By the Act, the Secretary should establish procedures regarding receipt and consideration of nominations for areas to be offered for lease or excluded from leasing, public notice of and participation in development of the leasing program, review by state and local governments which may be impacted by the proposed leasing, periodic consultation with state governments and others who are engaged in activity in or on the OCS, and consideration of the coastal zone management program being developed or administered by an affected coastal state under the Coastal Zone Management Act (CZMA) of 1972.

The affected states and local governments may make recommendations regarding the size, timing, or location of a proposed lease sale or a proposed development and production plan within 60 days after receiving notice.  The Secretary shall accept the recommendations of the governor and shall accept the local government executive’s recommendations if they provide for a reasonable balance between the national interest and the well-being of local citizens.  The Secretary may make cooperative agreements with affected states for purposes consistent with the Act[viii].

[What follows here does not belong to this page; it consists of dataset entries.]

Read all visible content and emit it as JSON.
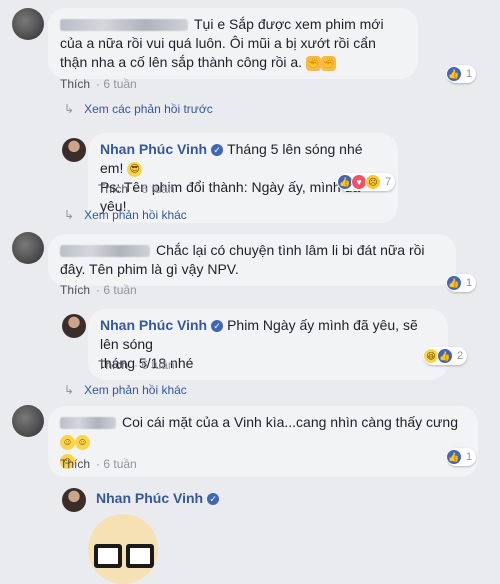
{
  "comments": [
    {
      "id": "c1",
      "text": "Tụi e Sắp được xem phim mới của a nữa rồi vui quá luôn. Ôi mũi a bị xướt rồi cẩn thận nha a cố lên sắp thành công rồi a.",
      "like_label": "Thích",
      "time": "6 tuần",
      "reaction_count": "1"
    },
    {
      "id": "c2",
      "text": "Chắc lại có chuyện tình lâm li bi đát nữa rồi đây. Tên phim là gì vậy NPV.",
      "like_label": "Thích",
      "time": "6 tuần",
      "reaction_count": "1"
    },
    {
      "id": "c3",
      "text": "Coi cái mặt của a Vinh kìa...cang nhìn càng thấy cưng",
      "like_label": "Thích",
      "time": "6 tuần",
      "reaction_count": "1"
    }
  ],
  "replies": [
    {
      "author": "Nhan Phúc Vinh",
      "line1": "Tháng 5 lên sóng nhé em!",
      "line2": "Ps: Tên phim đổi thành: Ngày ấy, mình đã yêu!",
      "like_label": "Thích",
      "time": "6 tuần",
      "reaction_count": "7"
    },
    {
      "author": "Nhan Phúc Vinh",
      "line1": "Phim Ngày ấy mình đã yêu, sẽ lên sóng",
      "line2": "tháng 5/18 nhé",
      "like_label": "Thích",
      "time": "6 tuần",
      "reaction_count": "2"
    },
    {
      "author": "Nhan Phúc Vinh"
    }
  ],
  "links": {
    "view_previous": "Xem các phản hồi trước",
    "view_other_1": "Xem phản hồi khác",
    "view_other_2": "Xem phản hồi khác"
  },
  "colors": {
    "link": "#365899",
    "meta": "#90949c",
    "bubble": "#f2f3f5",
    "background": "#e9ebee",
    "like_blue": "#4267b2"
  }
}
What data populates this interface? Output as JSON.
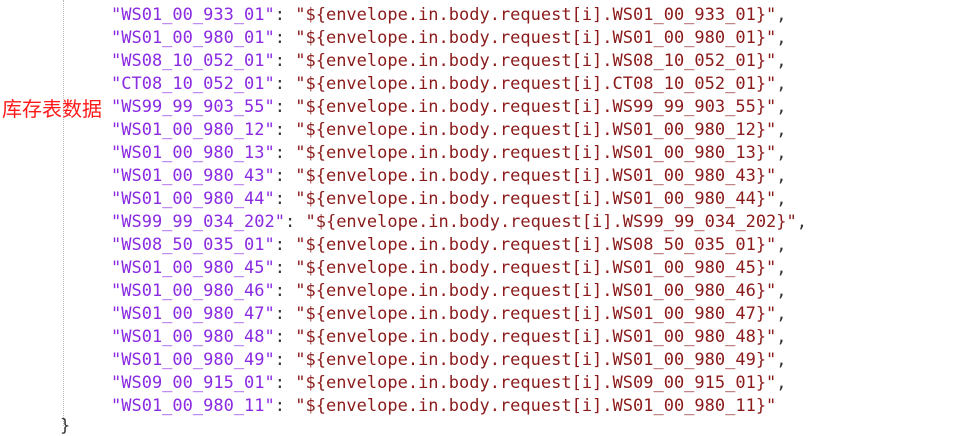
{
  "annotation": "库存表数据",
  "lines": [
    {
      "key": "\"WS01_00_933_01\"",
      "value": "\"${envelope.in.body.request[i].WS01_00_933_01}\"",
      "trail": ","
    },
    {
      "key": "\"WS01_00_980_01\"",
      "value": "\"${envelope.in.body.request[i].WS01_00_980_01}\"",
      "trail": ","
    },
    {
      "key": "\"WS08_10_052_01\"",
      "value": "\"${envelope.in.body.request[i].WS08_10_052_01}\"",
      "trail": ","
    },
    {
      "key": "\"CT08_10_052_01\"",
      "value": "\"${envelope.in.body.request[i].CT08_10_052_01}\"",
      "trail": ","
    },
    {
      "key": "\"WS99_99_903_55\"",
      "value": "\"${envelope.in.body.request[i].WS99_99_903_55}\"",
      "trail": ","
    },
    {
      "key": "\"WS01_00_980_12\"",
      "value": "\"${envelope.in.body.request[i].WS01_00_980_12}\"",
      "trail": ","
    },
    {
      "key": "\"WS01_00_980_13\"",
      "value": "\"${envelope.in.body.request[i].WS01_00_980_13}\"",
      "trail": ","
    },
    {
      "key": "\"WS01_00_980_43\"",
      "value": "\"${envelope.in.body.request[i].WS01_00_980_43}\"",
      "trail": ","
    },
    {
      "key": "\"WS01_00_980_44\"",
      "value": "\"${envelope.in.body.request[i].WS01_00_980_44}\"",
      "trail": ","
    },
    {
      "key": "\"WS99_99_034_202\"",
      "value": "\"${envelope.in.body.request[i].WS99_99_034_202}\"",
      "trail": ","
    },
    {
      "key": "\"WS08_50_035_01\"",
      "value": "\"${envelope.in.body.request[i].WS08_50_035_01}\"",
      "trail": ","
    },
    {
      "key": "\"WS01_00_980_45\"",
      "value": "\"${envelope.in.body.request[i].WS01_00_980_45}\"",
      "trail": ","
    },
    {
      "key": "\"WS01_00_980_46\"",
      "value": "\"${envelope.in.body.request[i].WS01_00_980_46}\"",
      "trail": ","
    },
    {
      "key": "\"WS01_00_980_47\"",
      "value": "\"${envelope.in.body.request[i].WS01_00_980_47}\"",
      "trail": ","
    },
    {
      "key": "\"WS01_00_980_48\"",
      "value": "\"${envelope.in.body.request[i].WS01_00_980_48}\"",
      "trail": ","
    },
    {
      "key": "\"WS01_00_980_49\"",
      "value": "\"${envelope.in.body.request[i].WS01_00_980_49}\"",
      "trail": ","
    },
    {
      "key": "\"WS09_00_915_01\"",
      "value": "\"${envelope.in.body.request[i].WS09_00_915_01}\"",
      "trail": ","
    },
    {
      "key": "\"WS01_00_980_11\"",
      "value": "\"${envelope.in.body.request[i].WS01_00_980_11}\"",
      "trail": ""
    }
  ],
  "closing_brace": "}",
  "colors": {
    "key": "#8a2be2",
    "value": "#8b1a1a",
    "punctuation": "#333333",
    "annotation": "#ff1a1a"
  }
}
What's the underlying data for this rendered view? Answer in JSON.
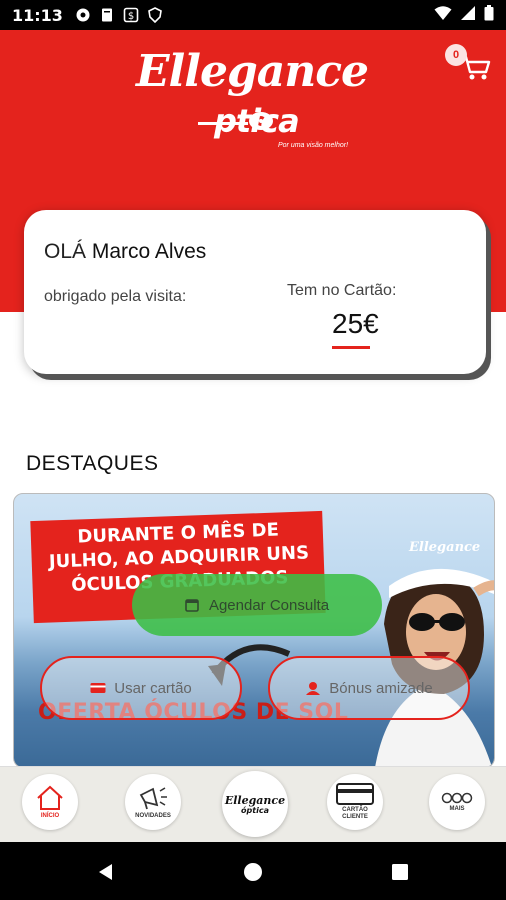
{
  "status_bar": {
    "time": "11:13"
  },
  "brand": {
    "name_top": "Ellegance",
    "name_bottom": "ptica",
    "tagline": "Por uma visão melhor!",
    "color_primary": "#e4231d"
  },
  "cart": {
    "count": "0",
    "icon": "cart-icon"
  },
  "welcome": {
    "greeting": "OLÁ",
    "user_name": "Marco Alves",
    "thanks_text": "obrigado pela visita:",
    "balance_label": "Tem no Cartão:",
    "balance_value": "25€"
  },
  "highlights": {
    "title": "DESTAQUES",
    "promo": {
      "headline": "DURANTE O MÊS DE JULHO, AO ADQUIRIR UNS ÓCULOS GRADUADOS",
      "offer": "OFERTA ÓCULOS DE SOL",
      "watermark": "Ellegance"
    }
  },
  "actions": {
    "consult": "Agendar Consulta",
    "use_card": "Usar cartão",
    "bonus": "Bónus amizade"
  },
  "bottom_nav": {
    "home": "INÍCIO",
    "news": "NOVIDADES",
    "center_top": "Ellegance",
    "center_bottom": "óptica",
    "card_line1": "CARTÃO",
    "card_line2": "CLIENTE",
    "more": "MAIS"
  }
}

Any one who has a valid legal interest which is or may be adversely affected shall commence a civil action in order to compel compliance with the Act against any person.  This includes the U.S. for an alleged violation of the Act, regulations, permit, or lease.  An action of the Secretary to approve, require modification of, or disapprove an exploration plan or development and production plan is subject to judicial review only in a U.S. court of appeals for a circuit in which an affected state is located[ix].

A person who knowingly and purposely violates the Act, any term of a lease, license, or a regulation issued under the Act to protect health, safety or the environment, or to conserve natural resources, is liable for a criminal penalty which shall extend up to $100,000, imprisonment for up to 10 years, or both.  For each day that a violation continues it shall be calculated as a separate violation[x].

[i] 43 USCS § 1337.

[ii] 43 USCS § 1332.

[iii] 43 USCS § 1333.

[iv] 43 USCS § 1340.

[v] 43 USCS § 1334.

[vi] 43 USCS § 1337.

[vii] 43 USCS § 1341.

[viii] 43 USCS § 1344, 1345.

[ix] 43 USCS § 1349.

[x] 43 USCS § 1350.


Inside Outer Continental Shelf Lands Act